DATA FOR ANALYSIS
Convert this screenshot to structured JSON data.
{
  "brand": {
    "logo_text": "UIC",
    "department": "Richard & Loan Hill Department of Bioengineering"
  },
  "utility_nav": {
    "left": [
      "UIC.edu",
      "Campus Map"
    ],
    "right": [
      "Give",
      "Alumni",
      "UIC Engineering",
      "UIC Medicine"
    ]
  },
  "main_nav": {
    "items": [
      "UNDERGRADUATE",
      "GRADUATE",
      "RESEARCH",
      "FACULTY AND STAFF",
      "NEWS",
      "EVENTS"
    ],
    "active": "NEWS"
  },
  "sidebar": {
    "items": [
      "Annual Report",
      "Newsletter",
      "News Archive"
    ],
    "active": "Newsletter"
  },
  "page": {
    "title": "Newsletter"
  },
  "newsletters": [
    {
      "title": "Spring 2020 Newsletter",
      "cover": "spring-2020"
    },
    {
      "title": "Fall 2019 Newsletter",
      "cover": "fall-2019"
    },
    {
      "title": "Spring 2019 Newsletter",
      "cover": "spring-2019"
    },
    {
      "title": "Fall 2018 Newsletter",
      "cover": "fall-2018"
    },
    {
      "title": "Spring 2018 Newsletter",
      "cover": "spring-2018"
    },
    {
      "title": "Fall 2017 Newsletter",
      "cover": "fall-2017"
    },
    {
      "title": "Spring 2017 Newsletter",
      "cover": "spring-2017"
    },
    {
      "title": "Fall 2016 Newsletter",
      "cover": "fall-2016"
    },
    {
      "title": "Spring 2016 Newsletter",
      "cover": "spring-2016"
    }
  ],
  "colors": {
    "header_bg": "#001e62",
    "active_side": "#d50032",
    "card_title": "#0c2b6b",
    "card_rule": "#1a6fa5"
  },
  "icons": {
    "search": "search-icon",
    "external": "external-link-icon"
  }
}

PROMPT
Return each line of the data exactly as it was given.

SOLUTION BELOW
Convert this screenshot to structured JSON data.
{
  "brand": {
    "logo_text": "UIC",
    "department": "Richard & Loan Hill Department of Bioengineering"
  },
  "utility_nav": {
    "left": [
      "UIC.edu",
      "Campus Map"
    ],
    "right": [
      "Give",
      "Alumni",
      "UIC Engineering",
      "UIC Medicine"
    ]
  },
  "main_nav": {
    "items": [
      "UNDERGRADUATE",
      "GRADUATE",
      "RESEARCH",
      "FACULTY AND STAFF",
      "NEWS",
      "EVENTS"
    ],
    "active": "NEWS"
  },
  "sidebar": {
    "items": [
      "Annual Report",
      "Newsletter",
      "News Archive"
    ],
    "active": "Newsletter"
  },
  "page": {
    "title": "Newsletter"
  },
  "newsletters": [
    {
      "title": "Spring 2020 Newsletter",
      "cover": "spring-2020"
    },
    {
      "title": "Fall 2019 Newsletter",
      "cover": "fall-2019"
    },
    {
      "title": "Spring 2019 Newsletter",
      "cover": "spring-2019"
    },
    {
      "title": "Fall 2018 Newsletter",
      "cover": "fall-2018"
    },
    {
      "title": "Spring 2018 Newsletter",
      "cover": "spring-2018"
    },
    {
      "title": "Fall 2017 Newsletter",
      "cover": "fall-2017"
    },
    {
      "title": "Spring 2017 Newsletter",
      "cover": "spring-2017"
    },
    {
      "title": "Fall 2016 Newsletter",
      "cover": "fall-2016"
    },
    {
      "title": "Spring 2016 Newsletter",
      "cover": "spring-2016"
    }
  ],
  "colors": {
    "header_bg": "#001e62",
    "active_side": "#d50032",
    "card_title": "#0c2b6b",
    "card_rule": "#1a6fa5"
  },
  "icons": {
    "search": "search-icon",
    "external": "external-link-icon"
  }
}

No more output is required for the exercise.